Learning the language: Real estate lingo

If you’re just looking at real estate online or you’ve met with an agent already…you’ll quickly learn that real estate has it’s own language. You’ll hear all about putting your home on the MLS, the agent putting together a CMA and “sorry, but that home is already contingent.” Say what!? So today, I’m breaking down real estate lingo.

  • MLS: You’ll hear your agent say they will put your house up on the local MLS, and this stands for multiple listing service. This is the central hub where agents share their listings with other agents. It lists everything you would ever want to know about a house…and sometimes more.

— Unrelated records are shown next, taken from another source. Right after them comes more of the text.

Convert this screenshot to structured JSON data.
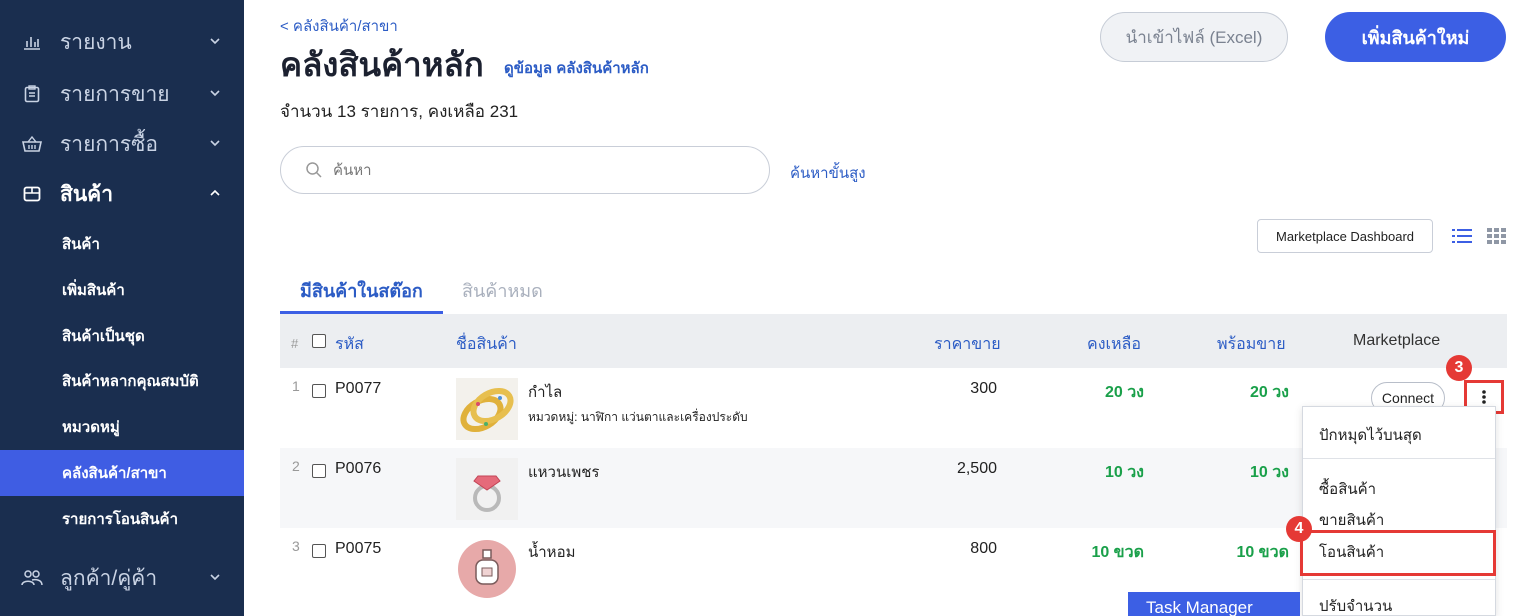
{
  "sidebar": {
    "groups": [
      {
        "label": "รายงาน",
        "icon": "chart-icon"
      },
      {
        "label": "รายการขาย",
        "icon": "clipboard-icon"
      },
      {
        "label": "รายการซื้อ",
        "icon": "basket-icon"
      },
      {
        "label": "สินค้า",
        "icon": "box-icon"
      },
      {
        "label": "ลูกค้า/คู่ค้า",
        "icon": "people-icon"
      }
    ],
    "sub_items": [
      {
        "label": "สินค้า"
      },
      {
        "label": "เพิ่มสินค้า"
      },
      {
        "label": "สินค้าเป็นชุด"
      },
      {
        "label": "สินค้าหลากคุณสมบัติ"
      },
      {
        "label": "หมวดหมู่"
      },
      {
        "label": "คลังสินค้า/สาขา"
      },
      {
        "label": "รายการโอนสินค้า"
      }
    ]
  },
  "header": {
    "breadcrumb": "< คลังสินค้า/สาขา",
    "title": "คลังสินค้าหลัก",
    "title_link": "ดูข้อมูล คลังสินค้าหลัก",
    "summary": "จำนวน 13 รายการ, คงเหลือ 231",
    "import_button": "นำเข้าไฟล์ (Excel)",
    "add_button": "เพิ่มสินค้าใหม่"
  },
  "search": {
    "placeholder": "ค้นหา",
    "advanced": "ค้นหาขั้นสูง"
  },
  "toolbar": {
    "marketplace_dashboard": "Marketplace Dashboard"
  },
  "tabs": [
    {
      "label": "มีสินค้าในสต๊อก"
    },
    {
      "label": "สินค้าหมด"
    }
  ],
  "table": {
    "headers": {
      "num": "#",
      "code": "รหัส",
      "name": "ชื่อสินค้า",
      "price": "ราคาขาย",
      "remain": "คงเหลือ",
      "ready": "พร้อมขาย",
      "marketplace": "Marketplace"
    },
    "rows": [
      {
        "num": "1",
        "code": "P0077",
        "name": "กำไล",
        "category": "หมวดหมู่: นาฬิกา แว่นตาและเครื่องประดับ",
        "price": "300",
        "remain": "20 วง",
        "ready": "20 วง"
      },
      {
        "num": "2",
        "code": "P0076",
        "name": "แหวนเพชร",
        "category": "",
        "price": "2,500",
        "remain": "10 วง",
        "ready": "10 วง"
      },
      {
        "num": "3",
        "code": "P0075",
        "name": "น้ำหอม",
        "category": "",
        "price": "800",
        "remain": "10 ขวด",
        "ready": "10 ขวด"
      }
    ],
    "connect_label": "Connect"
  },
  "dropdown": {
    "items": [
      {
        "label": "ปักหมุดไว้บนสุด"
      },
      {
        "label": "ซื้อสินค้า"
      },
      {
        "label": "ขายสินค้า"
      },
      {
        "label": "โอนสินค้า"
      },
      {
        "label": "ปรับจำนวน"
      }
    ]
  },
  "annotations": {
    "badge_kebab": "3",
    "badge_transfer": "4"
  },
  "taskbar": {
    "label": "Task Manager"
  },
  "colors": {
    "sidebar_bg": "#1a2e4f",
    "sidebar_active": "#3f5de3",
    "accent": "#3c5fe4",
    "link": "#2c5cc5",
    "stock_green": "#1aa04a",
    "highlight_red": "#e53935"
  }
}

  • CMA: You’ll also hear your agent say they will put together a CMA for you. This stands for comparative market analysis. This is what your agent uses to find out the home’s value and determine a fair asking price. They do this by using your house as the subject house and use other houses as comps.

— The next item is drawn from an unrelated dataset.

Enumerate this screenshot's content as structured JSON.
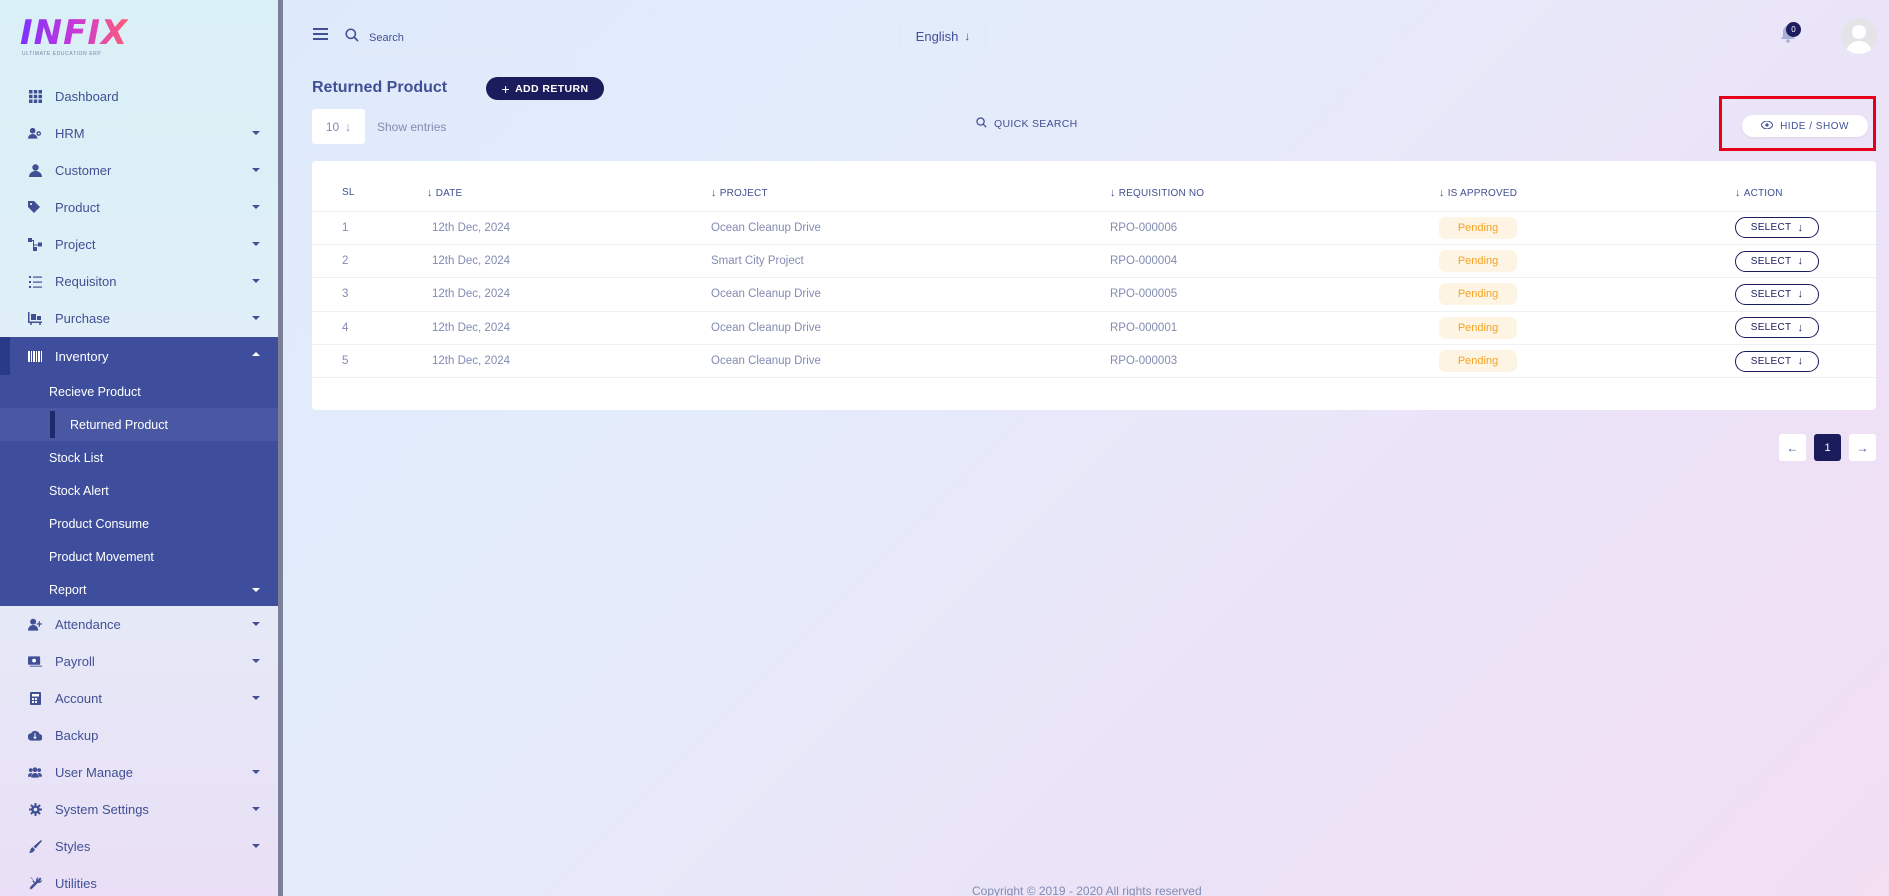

  • Comps: Comps are properties that recently sold and are extremely similar to the property being analyzed, in terms of square footage, bedrooms, bathrooms, location and overall shape.
  • Contingent: When you find a house online that you LOVE and call your agent to tell them about it…then they come back and tell you it’s contingent? That means they are under contract for the property, but it’s dependant on something else happening. It could be contingent on an inspection of the house, on the buyer’s house selling or the appraisal.
  • Earnest Money: Once you have reached mutual acceptance on a property, you have to put down a deposit immediately. That’s earnest money. It’s a deposit showing that you are serious and committed to the contract. Assuming everything goes well and as planned, this money will go toward the buyer’s down payment on the house or closing costs. However, the seller will keep the earnest money if the buyer breaches the contract or just gets cold feet toward the end.
  • Escrow: This is where earnest money is usually kept. It’s a neutral third party that holds funds and documents before a property is closed. They handle it all for a fee that’s usually paid in the closing costs. They make the transaction happen, using the forms and documents that the agents put together and you signed. This company is also sometimes referred to as a closing company.
  • HOA: You’ve probably heard all about the monthly or yearly fees you may have to pay to them an HOA, but what is a homeowners’ association? It’s an organization made up of neighbors who manage the common areas of a neighborhood; think parks, snow removal, pools. They are also responsible for enforcing any covenants, conditions, and restrictions (commonly called CC&Rs) that apply to a property.
  • Appraisal: This is a requirement by the lender and is the process of determining the value of the house. This isn’t necessarily the same price as the selling price. It’s just the loan officer making sure the property is worth as much as the loan is for.